National Ag Week this year was recognized and celebrated Mar. 15-21, with the theme, “Agriculture: Sustaining Future Generations.” The week provides an opportunity to recognize the contribution of agriculture to the nation’s food supply and economy. Ag Week, started in 1973, is sponsored by the Agriculture Council of America (ACA), an organization uniquely composed of leaders in the agriculture, food and fiber communities dedicated to increasing the public awareness of agriculture’s vital role in our society.
Events mark a nationwide effort to tell the true story of American agriculture and remind citizens that agriculture involves everyone. “Agriculture provides almost everything we eat, use and wear on a daily basis, and is increasingly contributing to fuel and other bio-products. Ag Day efforts help educate millions of consumers,” said the ACA.
The beef industry is also important to the overall U.S. agriculture picture; USDA estimates $1 in cattle sales generates $5 in additional business activity.
“Ag Day encourages every American to understand how food and fiber are produced, the role of agriculture in a strong economy and our role in providing safe, abundant and affordable food. With over 729,000 beef producers, an economic impact of over $44 billion, and over $7 billion in exports, America’s beef producers make a major contribution, not just to rural America, but the economy as a whole,” said Colin Woodall, Chairman of Ag Day and National Cattlemen’s Beef Association Vice President of Government Relations.
USDA farm facts
• U.S. cattle inventory in mid-2014 was 95 million with an economic impact of $44 billion in farm gate receipts, according to US- DA’s National Agricultural Statics Service. Beef cattle are raised in all 50 states.
• 15 States generate more than $1 billion in case receipts for cattle: Texas, Nebraska, Kansas, Iowa, Colorado, Oklahoma, California, South Dakota, Missouri, New Mexico, Minnesota, Idaho, Wisconsin, Montana and Wyoming.
• 12 States generate over $10 billion in agricultural case receipts. They are: California, Iowa, Nebraska, Texas, Minnesota, Illinois, Kansas, Wisconsin, Indiana, North Carolina, Ohio and South Dakota.
• More than 21 million American workers (15 percent of the total U.S. workforce) produce, process and sell the nation’s food and fiber.
• Today’s farmers produce 262 percent more food with 2 percent fewer inputs (labor, seeds, feed, fertilizer, etc.) compared with 1950.
• Each American farmer feeds more than 144 people, a dramatic increase from 25 people in the 1960s.
• Farm and ranch families comprise just 2 percent of the U.S. population, and about 97 percent of U.S. farms are family-owned.
In speaking about the efficiency of America’s agriculture producers, American Farm Bureau President Bob Stallman, said, “Today’s farmers and ranchers are continuously improving, growing more food using fewer resources than ever before.
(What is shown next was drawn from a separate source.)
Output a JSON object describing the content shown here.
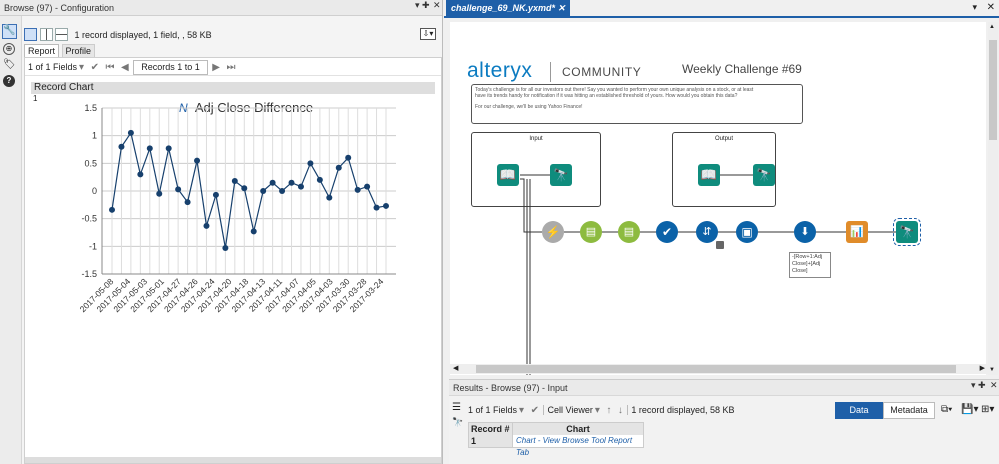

But they do much more than simply provide an abundance of food. Farmers also work hard to provide a variety of food choices that meet consumer demand in today’s dynamic marketplace.”
While improving efficiency, farmers and ranchers are also concerned with caring for the environment, Stallman continued.
“The shrinking environmental footprint of our efforts to produce food and fiber abound. The latest National Resources Inventory published by the Agriculture Department’s Natural Resources Conservation Service and updated information from Field to Market, the Alliance for Sustainable Agriculture, tell a compelling story: Farm and ranch productivity has steadily increased while at the same time environmental performance and water quality have improved,” he adds.
“In addition to their commitment to the land, many farmers and ranchers also raise livestock including beef and dairy cattle, sheep, goats, horses, hogs, poultry and even fish. And we take our obligation to provide appropriate care of farm animals seriously.”
Helping Americans understand the role of agriculture in providing a safe and abundant food supply at affordable prices is one of ACA’s goals. They also want more people to acknowledge and consider the many career opportunities in agriculture. Career choices include farm and ranch production, agribusiness and marketing, food science, banking, education and many more.
The Ag Day Council believes agriculture is too important a topic to be taught only to the small percentage of students considering careers in agriculture and pursuing vocational agricultural studies.
America’s farmers share a commitment to protecting the land and meeting the demands of a growing population. Farmers and ranchers are sustaining future generations by feeding, fueling and clothing the world. — Rae Price, WLJ Editor